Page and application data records
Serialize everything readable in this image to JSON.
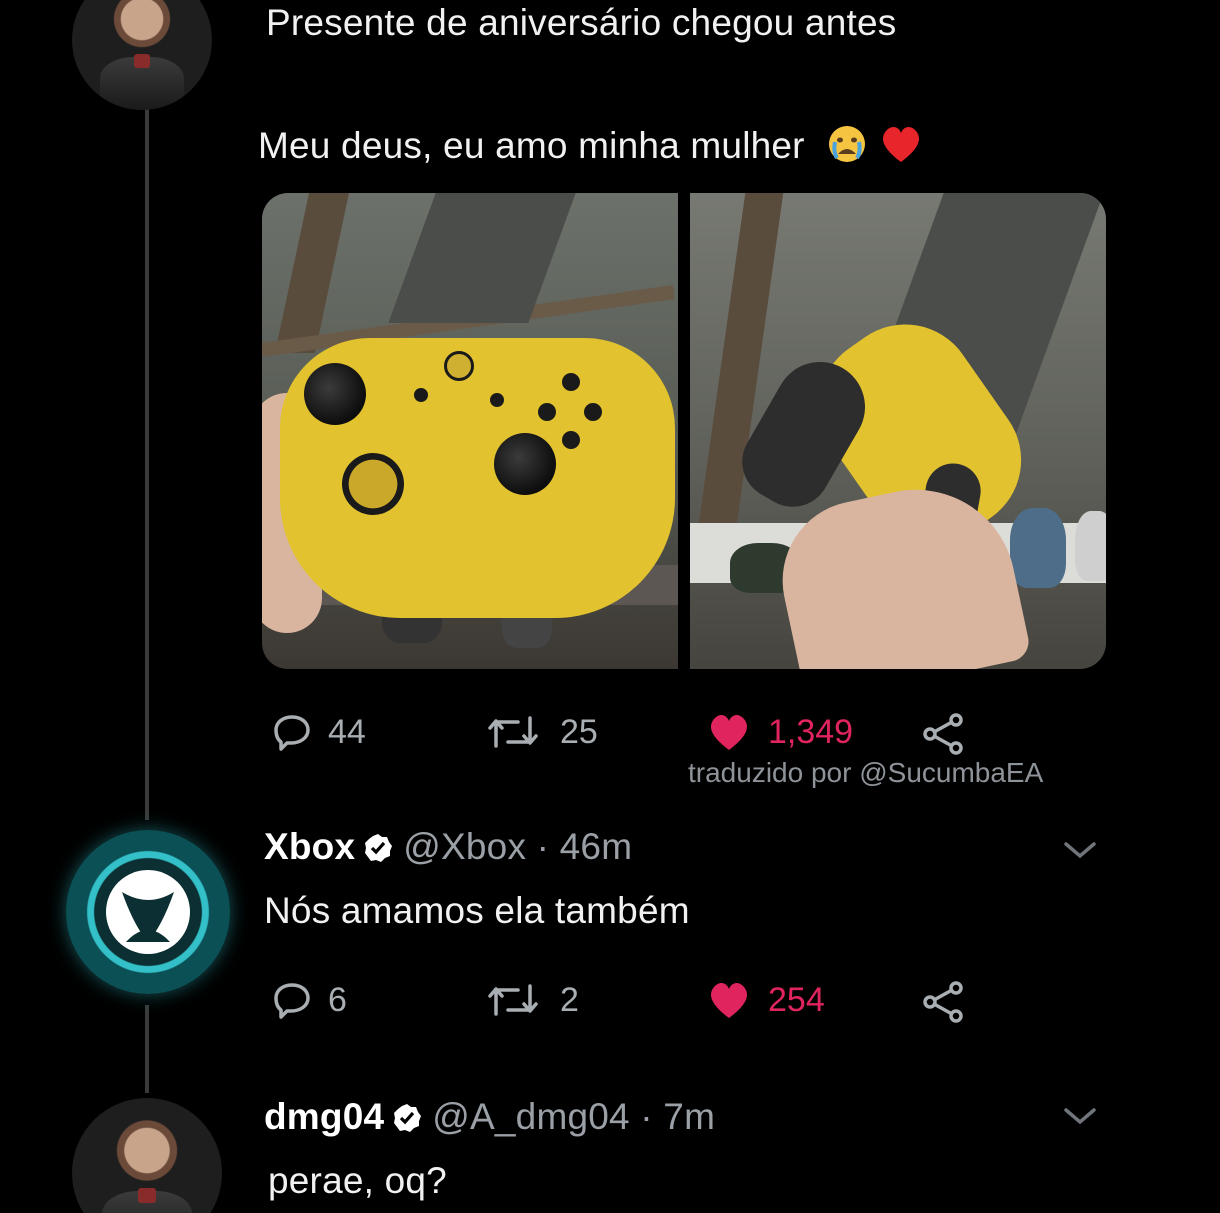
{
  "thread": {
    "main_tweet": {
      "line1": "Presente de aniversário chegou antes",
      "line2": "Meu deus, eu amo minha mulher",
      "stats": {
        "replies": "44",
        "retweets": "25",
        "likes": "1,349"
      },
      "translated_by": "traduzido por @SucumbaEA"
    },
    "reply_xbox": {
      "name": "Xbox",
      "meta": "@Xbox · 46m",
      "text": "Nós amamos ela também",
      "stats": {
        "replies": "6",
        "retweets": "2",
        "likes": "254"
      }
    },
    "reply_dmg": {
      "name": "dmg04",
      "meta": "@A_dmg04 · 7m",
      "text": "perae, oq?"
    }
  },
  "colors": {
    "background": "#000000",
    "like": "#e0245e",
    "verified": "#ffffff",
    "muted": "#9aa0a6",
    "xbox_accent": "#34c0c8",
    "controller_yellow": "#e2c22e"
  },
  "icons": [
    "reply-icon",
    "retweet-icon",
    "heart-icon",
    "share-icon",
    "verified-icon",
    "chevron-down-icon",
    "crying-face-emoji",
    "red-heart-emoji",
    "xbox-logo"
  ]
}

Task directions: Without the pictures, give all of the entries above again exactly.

Answer to this task:
Serialize everything readable in this image to JSON.
{
  "thread": {
    "main_tweet": {
      "line1": "Presente de aniversário chegou antes",
      "line2": "Meu deus, eu amo minha mulher",
      "stats": {
        "replies": "44",
        "retweets": "25",
        "likes": "1,349"
      },
      "translated_by": "traduzido por @SucumbaEA"
    },
    "reply_xbox": {
      "name": "Xbox",
      "meta": "@Xbox · 46m",
      "text": "Nós amamos ela também",
      "stats": {
        "replies": "6",
        "retweets": "2",
        "likes": "254"
      }
    },
    "reply_dmg": {
      "name": "dmg04",
      "meta": "@A_dmg04 · 7m",
      "text": "perae, oq?"
    }
  },
  "colors": {
    "background": "#000000",
    "like": "#e0245e",
    "verified": "#ffffff",
    "muted": "#9aa0a6",
    "xbox_accent": "#34c0c8",
    "controller_yellow": "#e2c22e"
  },
  "icons": [
    "reply-icon",
    "retweet-icon",
    "heart-icon",
    "share-icon",
    "verified-icon",
    "chevron-down-icon",
    "crying-face-emoji",
    "red-heart-emoji",
    "xbox-logo"
  ]
}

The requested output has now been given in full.